Federal Reserve Vice Chairman Janet Yellen has fought for more than a decade to put attacking unemployment and boosting growth on an equal footing with fighting inflation at the heart of the Fed's policy.
After years on the periphery, she now finds herself at the center of the prevailing view at the Fed and at central banks around the world, just as the spotlight swings to her as a potential successor to Chairman Ben S. Bernanke.
"The philosophy of Janet Yellen is activism of government policy to achieve objectives," said Allen Sinai, president of Decision Economics Inc.
Speculation about the succession at the central bank intensified after the Fed said this week that Bernanke would skip the central bank's annual symposium in Jackson Hole,Wyoming, because of a personal scheduling conflict. The 59-year- old Bernanke, whose term expires in January, has been the keynote speaker every year since becoming chairman in 2006.
Yellen's writings and speeches show confidence in government's ability to offset calamities, especially in labor markets. In 2004, as president of the San Francisco Fed, she argued in a paper written with her Nobel Prize-winning husband, George Akerlof, that central bankers couldn't ignore the high costs of long-term joblessness.
"Policy makers should be compelled to take action given the serious costs of long-term unemployment when overall unemployment is already high," they wrote. "A week of unemployment is worse when it is experienced as part of a longer spell."
Bernanke, in a press conference last December, echoed some of Yellen's concern with the plight of the unemployed.
"The conditions now prevailing in the job market represent an enormous waste of human and economic potential," Bernanke said on Dec. 12, after a meeting of the Federal Open Market Committee.
"The perspective of those who studied with Tobin at Yale was that the government has an affirmative responsibility to offset the instabilities of the private economy," said James Galbraith, another Yale PhD who worked on the Humphrey Hawkins Act of 1978, which affirmed the Fed's obligation to pursue stable prices and maximum employment.
Yellen became an assistant professor at Harvard University and later took a job in the Fed's international division. There she met Akerlof, whom she married in July 1978. After a two-year stint at the London School of Economics, they settled into jobs at the University of California, Berkeley.
Together they wrote about a dozen papers on the intricacies of the labor market.
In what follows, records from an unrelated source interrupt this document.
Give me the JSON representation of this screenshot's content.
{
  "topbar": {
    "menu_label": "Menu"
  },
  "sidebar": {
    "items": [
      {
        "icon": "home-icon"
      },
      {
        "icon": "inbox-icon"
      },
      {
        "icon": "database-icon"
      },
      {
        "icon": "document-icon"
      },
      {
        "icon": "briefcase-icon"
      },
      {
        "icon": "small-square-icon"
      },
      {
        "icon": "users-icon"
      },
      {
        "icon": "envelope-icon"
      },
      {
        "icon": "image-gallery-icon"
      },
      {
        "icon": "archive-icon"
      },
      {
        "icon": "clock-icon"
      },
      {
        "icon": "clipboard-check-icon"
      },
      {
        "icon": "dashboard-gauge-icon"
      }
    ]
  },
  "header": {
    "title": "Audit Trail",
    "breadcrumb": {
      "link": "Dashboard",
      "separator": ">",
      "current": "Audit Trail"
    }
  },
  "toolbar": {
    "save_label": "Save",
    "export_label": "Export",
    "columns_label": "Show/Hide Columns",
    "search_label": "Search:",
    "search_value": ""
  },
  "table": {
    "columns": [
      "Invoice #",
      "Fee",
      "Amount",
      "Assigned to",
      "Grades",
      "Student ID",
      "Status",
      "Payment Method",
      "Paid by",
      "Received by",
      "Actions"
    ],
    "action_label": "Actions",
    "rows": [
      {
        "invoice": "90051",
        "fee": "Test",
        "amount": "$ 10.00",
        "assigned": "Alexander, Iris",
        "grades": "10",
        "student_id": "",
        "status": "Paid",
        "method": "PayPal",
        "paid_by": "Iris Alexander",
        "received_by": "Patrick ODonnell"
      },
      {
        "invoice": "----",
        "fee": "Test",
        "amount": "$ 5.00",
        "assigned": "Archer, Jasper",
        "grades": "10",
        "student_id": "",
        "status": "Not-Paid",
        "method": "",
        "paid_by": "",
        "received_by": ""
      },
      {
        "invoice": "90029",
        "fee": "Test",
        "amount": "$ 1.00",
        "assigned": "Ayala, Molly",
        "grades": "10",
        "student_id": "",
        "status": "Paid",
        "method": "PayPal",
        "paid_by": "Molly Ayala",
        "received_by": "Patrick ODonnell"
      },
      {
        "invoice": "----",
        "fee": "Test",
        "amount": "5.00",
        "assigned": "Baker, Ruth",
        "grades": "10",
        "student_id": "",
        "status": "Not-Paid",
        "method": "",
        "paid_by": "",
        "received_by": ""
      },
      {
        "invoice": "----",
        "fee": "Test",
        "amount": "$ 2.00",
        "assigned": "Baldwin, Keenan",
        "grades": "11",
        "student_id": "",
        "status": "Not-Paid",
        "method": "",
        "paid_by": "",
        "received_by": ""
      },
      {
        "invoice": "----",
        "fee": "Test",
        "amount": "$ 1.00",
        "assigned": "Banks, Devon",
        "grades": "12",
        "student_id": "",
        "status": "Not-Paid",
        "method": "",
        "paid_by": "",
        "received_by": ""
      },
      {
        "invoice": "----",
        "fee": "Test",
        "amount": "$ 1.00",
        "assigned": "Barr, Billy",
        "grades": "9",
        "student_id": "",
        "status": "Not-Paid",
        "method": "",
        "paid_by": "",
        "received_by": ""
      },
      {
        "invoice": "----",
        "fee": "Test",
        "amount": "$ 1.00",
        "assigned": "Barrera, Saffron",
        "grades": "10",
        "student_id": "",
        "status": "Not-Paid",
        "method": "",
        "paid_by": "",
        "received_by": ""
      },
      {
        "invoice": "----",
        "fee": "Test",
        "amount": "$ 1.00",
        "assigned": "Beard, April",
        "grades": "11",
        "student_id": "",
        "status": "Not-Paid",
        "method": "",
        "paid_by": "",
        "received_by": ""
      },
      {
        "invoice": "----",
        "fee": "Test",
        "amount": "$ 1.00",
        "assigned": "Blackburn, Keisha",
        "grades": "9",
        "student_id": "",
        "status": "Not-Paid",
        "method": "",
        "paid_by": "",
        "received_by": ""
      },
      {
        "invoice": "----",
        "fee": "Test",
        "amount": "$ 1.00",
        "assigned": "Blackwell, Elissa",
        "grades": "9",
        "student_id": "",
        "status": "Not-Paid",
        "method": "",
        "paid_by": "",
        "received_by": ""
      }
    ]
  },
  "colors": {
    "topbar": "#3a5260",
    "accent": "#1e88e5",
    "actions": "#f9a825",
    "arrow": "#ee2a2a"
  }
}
Their most-cited work, according to the website Research Papers in Economics that tracks citations, demonstrated that whether workers believe they are paid fairly influences their efforts on the job and even helps explain the national unemployment rate.
David Fuller's view Ben
Bernanke was appointed Chairman of the Federal
Reserve by President George W Bush in 2006, largely because he was accredited
with being the academic expert on how to avoid a Japanese-style deflation. However,
he was no fiscal conservative and had been reappointed by President Barrick
Obama in 2010. Mitt Romney, shooting from the hip, promised to sack Bernanke
if elected - another comment which helped to ensure that he would not become
With rumours that Bernanke will retire towards the end of this year rather than stay on for a third term, Fed Vice-Chairman Janet Yellen is the favourite to succeed him, assuming that she wants the post at her current age of 66. She is a Democrat and all her comments on unemployment suggest that she would err on the side of keeping interest rates low, provided that inflation was not a problem.
Yellen's humane reputation may be necessary at the Fed if my prediction that an accelerating rate of technological innovation will ensure that jobs are replaced by robotics more quickly than a developed economy can generate new forms of employment. However, retaining a stimulative monetary policy will remain a bigger tailwind for equities than employment.